== Input data

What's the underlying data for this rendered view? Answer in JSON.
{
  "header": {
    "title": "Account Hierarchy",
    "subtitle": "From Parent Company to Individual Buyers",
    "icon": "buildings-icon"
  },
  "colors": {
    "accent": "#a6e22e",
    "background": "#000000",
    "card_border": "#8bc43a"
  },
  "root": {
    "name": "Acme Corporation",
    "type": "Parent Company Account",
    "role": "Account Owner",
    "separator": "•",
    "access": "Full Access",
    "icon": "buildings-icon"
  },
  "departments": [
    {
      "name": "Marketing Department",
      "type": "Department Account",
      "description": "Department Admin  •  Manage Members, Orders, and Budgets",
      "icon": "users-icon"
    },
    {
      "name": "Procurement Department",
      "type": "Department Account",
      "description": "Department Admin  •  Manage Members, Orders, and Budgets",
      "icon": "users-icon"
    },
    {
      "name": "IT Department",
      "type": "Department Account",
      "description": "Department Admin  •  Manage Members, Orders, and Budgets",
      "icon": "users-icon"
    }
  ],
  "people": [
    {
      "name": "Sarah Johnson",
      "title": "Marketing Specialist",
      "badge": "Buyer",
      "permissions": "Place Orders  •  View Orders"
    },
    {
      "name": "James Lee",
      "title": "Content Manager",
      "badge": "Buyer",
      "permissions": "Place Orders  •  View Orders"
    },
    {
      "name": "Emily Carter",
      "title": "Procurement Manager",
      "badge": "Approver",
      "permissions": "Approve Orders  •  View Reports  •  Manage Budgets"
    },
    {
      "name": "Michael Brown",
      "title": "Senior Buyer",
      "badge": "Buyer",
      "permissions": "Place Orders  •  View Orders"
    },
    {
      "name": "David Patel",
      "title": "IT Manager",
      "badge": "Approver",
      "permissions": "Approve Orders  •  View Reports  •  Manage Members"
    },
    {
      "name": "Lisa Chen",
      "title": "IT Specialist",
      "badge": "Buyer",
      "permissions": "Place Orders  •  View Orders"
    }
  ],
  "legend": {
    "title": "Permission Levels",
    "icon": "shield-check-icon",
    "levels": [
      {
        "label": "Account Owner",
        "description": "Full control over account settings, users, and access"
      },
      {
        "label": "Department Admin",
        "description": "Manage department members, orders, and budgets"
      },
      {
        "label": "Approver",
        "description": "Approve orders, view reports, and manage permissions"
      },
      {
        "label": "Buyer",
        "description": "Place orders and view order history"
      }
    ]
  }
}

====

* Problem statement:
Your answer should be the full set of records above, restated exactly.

* Written answer:
What's the underlying data for this rendered view? Answer in JSON.
{
  "header": {
    "title": "Account Hierarchy",
    "subtitle": "From Parent Company to Individual Buyers",
    "icon": "buildings-icon"
  },
  "colors": {
    "accent": "#a6e22e",
    "background": "#000000",
    "card_border": "#8bc43a"
  },
  "root": {
    "name": "Acme Corporation",
    "type": "Parent Company Account",
    "role": "Account Owner",
    "separator": "•",
    "access": "Full Access",
    "icon": "buildings-icon"
  },
  "departments": [
    {
      "name": "Marketing Department",
      "type": "Department Account",
      "description": "Department Admin  •  Manage Members, Orders, and Budgets",
      "icon": "users-icon"
    },
    {
      "name": "Procurement Department",
      "type": "Department Account",
      "description": "Department Admin  •  Manage Members, Orders, and Budgets",
      "icon": "users-icon"
    },
    {
      "name": "IT Department",
      "type": "Department Account",
      "description": "Department Admin  •  Manage Members, Orders, and Budgets",
      "icon": "users-icon"
    }
  ],
  "people": [
    {
      "name": "Sarah Johnson",
      "title": "Marketing Specialist",
      "badge": "Buyer",
      "permissions": "Place Orders  •  View Orders"
    },
    {
      "name": "James Lee",
      "title": "Content Manager",
      "badge": "Buyer",
      "permissions": "Place Orders  •  View Orders"
    },
    {
      "name": "Emily Carter",
      "title": "Procurement Manager",
      "badge": "Approver",
      "permissions": "Approve Orders  •  View Reports  •  Manage Budgets"
    },
    {
      "name": "Michael Brown",
      "title": "Senior Buyer",
      "badge": "Buyer",
      "permissions": "Place Orders  •  View Orders"
    },
    {
      "name": "David Patel",
      "title": "IT Manager",
      "badge": "Approver",
      "permissions": "Approve Orders  •  View Reports  •  Manage Members"
    },
    {
      "name": "Lisa Chen",
      "title": "IT Specialist",
      "badge": "Buyer",
      "permissions": "Place Orders  •  View Orders"
    }
  ],
  "legend": {
    "title": "Permission Levels",
    "icon": "shield-check-icon",
    "levels": [
      {
        "label": "Account Owner",
        "description": "Full control over account settings, users, and access"
      },
      {
        "label": "Department Admin",
        "description": "Manage department members, orders, and budgets"
      },
      {
        "label": "Approver",
        "description": "Approve orders, view reports, and manage permissions"
      },
      {
        "label": "Buyer",
        "description": "Place orders and view order history"
      }
    ]
  }
}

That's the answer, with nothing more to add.